The gunman began firing wildly as he ran away. The other members of the gang shook off their captors and made to escape as well (it’s unclear if they also had extra pistols or if they merely ran). The posse drew their own weapons and returned fire and made a pursuit as they could. After 25 or 30 shots had been exchanged over a long run of many blocks, three of the criminals had been recaptured and two had escaped, leaving behind trails of blood.

Soon enough, Marshal Jacob Kaufman caught up to them and set out to try to track the escaped men. The remaining three were brought to the station and locked in the calaboose.

Dr George F Wahl, 1908

Dr G F Wahl was summoned to examine the men, and he found that one had taken a severe wound in the abdomen and a shattered hand caused by the bullet striking him in the knuckles and passing down the length of the hand to exit at the wrist. Another man, particularly burly, appeared wounded but refused to be examined. This man was later found to have been shot in the leg, back, and arm, likely from shotgun shot, since none were very serious.

The desperadoes’ victim, Theodore Beilstein, accompanied Officer John J Schreiner and Deputy JH Hathaway to Bremen on the 3:43 PM train and identified the thugs, altho the burly one had worn a mask. Mr Beilstein had been returning home to his family in Chicago with a car load of livestock for his employer, the meat-packer Swift & Co. It came out at the trial that the robbers’ intention was to rob the safe in the express car in the marshy land west of Bremen and that they initially thought Beilstein was the express messenger with the keys.

Theodore Beilstein woodcut from The Chicago Tribune – 3 Apr 1896

The story was reprinted all over the country with headlines like “Battle With a Posse” and “Train Robbers Foiled” and “B&O Train Held Up – Daring Work of Five Masked Men Near Bremen, Ind.”

The two escaped men managed to cover their tracks and could not be found. In mid-May, the members of the posse went to DeKalb county to testify to the grand jury against the three remaining prisoners: Joseph Gaylor, Charles Reynolds, and William Anderson, alias John Moore. In June, Gaylor and Reynolds got five years in the state penitentiary; Anderson got just two years.

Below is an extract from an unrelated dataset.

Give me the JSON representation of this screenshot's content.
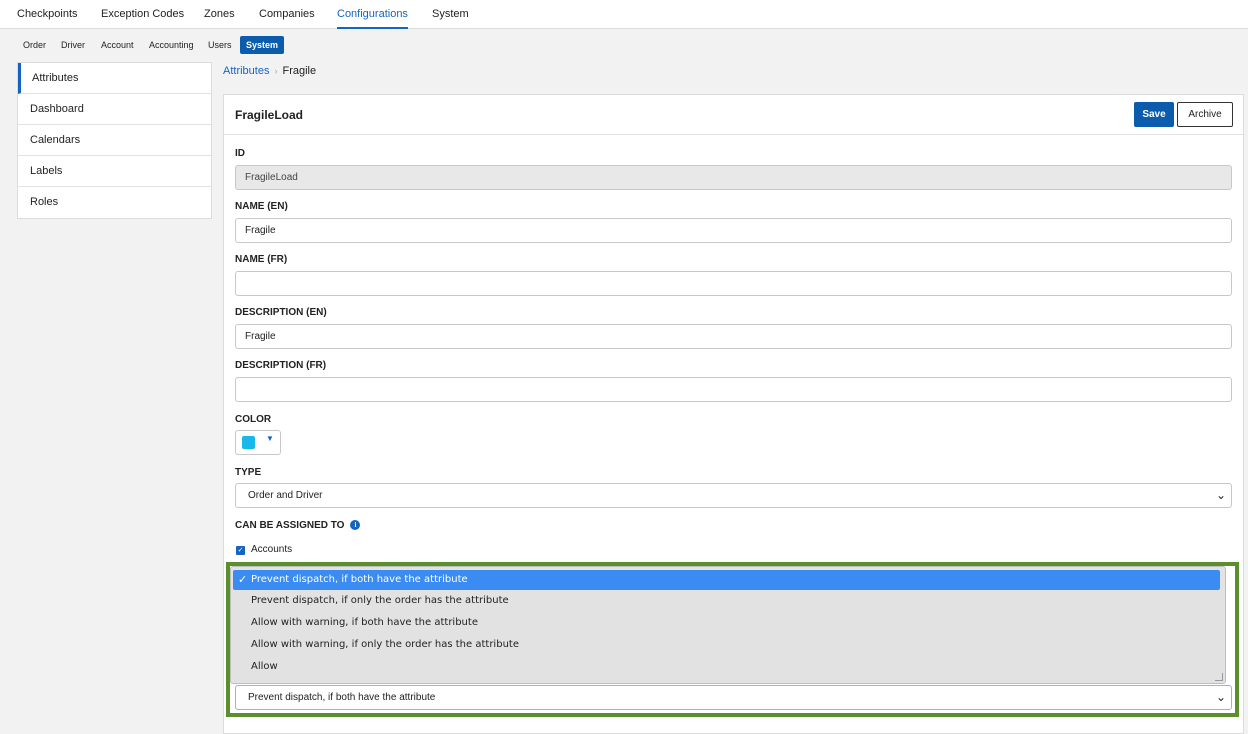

For further details about the harrowing experience, click on the original news article below to go to its page on our Flickr account. (Note that some of these details in this article were gleaned from other newspapers’ accounts.)

1896 - thugs rob train - Enquirer - 3 Apr 1896